Hydrofarm is an extremely reputable supplier that I have used for many different products (water pumps, air pumps, etc.)

Other Good Options

Bang for the Buck

DuroLux T5 Grow Light

DuroLux T5 Grow Light

Recommended Length: 4 feet

Recommended Bulbs: 4

Price: $76.93 (at time of publishing)​

This model from DuroLux is an excellent budget choice. It's 4' with 4 6500k bulbs, which is an extra 2' when compared to the Agrobrite. The savings are due to the gull-wing construction instead of the encased reflector. As far as features, you can dim the inner two bulbs and/or the outer two bulbs in pairs, making it a flexible pick.

If you are going to place your lights vertically and want to save a bit of money, the DuroLux fixture is a solid option.​

Best for Large Grow Rooms

Agrobrite 2' 4 Tube T5 Fixture

Hydro Crunch 4'

Recommended Length: 4 feet

Recommended Bulbs: 8

Price: $157.99 (at time of publishing)​

If you have a large growing area and want one light to take care of all of your lighting needs, go with the Hydro Crunch. It's $30 cheaper than the Agrobrite 4' by 8 bulbs. However, you do lose the ability to turn on only some of the bulbs with the Hydro Crunch as it doesn't have multiple switches.

That said, if you know your lighting requirements and want to save a bit of cash, this is a high-powered T5 grow light that perform well for years.​

Accessories to Consider

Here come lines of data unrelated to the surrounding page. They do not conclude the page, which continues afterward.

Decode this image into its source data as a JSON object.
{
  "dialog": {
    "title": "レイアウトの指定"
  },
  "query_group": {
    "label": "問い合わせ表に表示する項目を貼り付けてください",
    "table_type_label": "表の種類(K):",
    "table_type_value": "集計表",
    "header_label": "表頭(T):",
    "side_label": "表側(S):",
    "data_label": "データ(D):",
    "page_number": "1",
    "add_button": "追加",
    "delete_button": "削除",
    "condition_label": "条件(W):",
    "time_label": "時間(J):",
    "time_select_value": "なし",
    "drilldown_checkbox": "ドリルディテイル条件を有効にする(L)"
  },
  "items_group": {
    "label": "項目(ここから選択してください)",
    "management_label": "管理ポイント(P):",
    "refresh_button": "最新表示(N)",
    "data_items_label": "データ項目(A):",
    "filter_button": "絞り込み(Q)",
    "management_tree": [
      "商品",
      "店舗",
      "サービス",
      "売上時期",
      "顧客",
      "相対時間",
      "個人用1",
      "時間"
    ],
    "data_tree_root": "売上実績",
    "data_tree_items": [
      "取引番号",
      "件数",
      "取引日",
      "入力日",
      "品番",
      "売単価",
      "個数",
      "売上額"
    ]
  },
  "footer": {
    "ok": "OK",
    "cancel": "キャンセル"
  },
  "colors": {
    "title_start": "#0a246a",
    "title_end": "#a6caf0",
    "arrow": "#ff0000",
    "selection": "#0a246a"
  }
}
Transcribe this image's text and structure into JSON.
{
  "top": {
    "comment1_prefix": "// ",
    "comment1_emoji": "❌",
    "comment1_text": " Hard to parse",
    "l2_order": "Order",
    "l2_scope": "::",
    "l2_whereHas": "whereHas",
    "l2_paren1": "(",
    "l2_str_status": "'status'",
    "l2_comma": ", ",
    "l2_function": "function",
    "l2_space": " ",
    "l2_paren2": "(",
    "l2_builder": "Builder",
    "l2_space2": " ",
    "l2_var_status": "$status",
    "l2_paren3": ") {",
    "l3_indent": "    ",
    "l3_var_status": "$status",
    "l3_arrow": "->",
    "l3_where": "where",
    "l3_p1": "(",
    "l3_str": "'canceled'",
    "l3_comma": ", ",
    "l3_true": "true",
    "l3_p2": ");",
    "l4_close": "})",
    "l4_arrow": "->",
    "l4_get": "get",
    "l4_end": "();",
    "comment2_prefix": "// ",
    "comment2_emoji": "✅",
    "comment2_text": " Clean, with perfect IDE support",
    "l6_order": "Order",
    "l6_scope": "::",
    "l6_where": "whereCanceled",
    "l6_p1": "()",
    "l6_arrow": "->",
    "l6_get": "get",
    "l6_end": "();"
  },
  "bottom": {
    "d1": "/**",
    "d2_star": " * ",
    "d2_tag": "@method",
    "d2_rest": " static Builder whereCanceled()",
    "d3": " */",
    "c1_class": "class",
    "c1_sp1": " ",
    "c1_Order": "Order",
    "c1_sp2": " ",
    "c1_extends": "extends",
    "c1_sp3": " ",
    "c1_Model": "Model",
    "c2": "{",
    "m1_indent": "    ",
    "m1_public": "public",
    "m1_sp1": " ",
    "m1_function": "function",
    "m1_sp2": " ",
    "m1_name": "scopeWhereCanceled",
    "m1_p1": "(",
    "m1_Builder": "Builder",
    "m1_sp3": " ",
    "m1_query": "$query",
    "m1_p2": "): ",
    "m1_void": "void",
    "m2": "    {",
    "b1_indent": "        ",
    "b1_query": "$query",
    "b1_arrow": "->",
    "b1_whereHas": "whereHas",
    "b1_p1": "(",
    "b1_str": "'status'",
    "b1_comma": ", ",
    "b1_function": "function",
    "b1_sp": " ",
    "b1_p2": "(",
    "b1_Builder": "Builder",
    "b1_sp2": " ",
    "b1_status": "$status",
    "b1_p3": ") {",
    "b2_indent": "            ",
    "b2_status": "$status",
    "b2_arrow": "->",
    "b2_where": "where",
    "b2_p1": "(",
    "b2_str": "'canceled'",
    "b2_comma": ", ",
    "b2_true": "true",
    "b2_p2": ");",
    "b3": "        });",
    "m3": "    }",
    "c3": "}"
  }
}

​If you're purchasing a grow light for the first time, there are some accessories that will make your life a lot easier. Here are my recommended picks: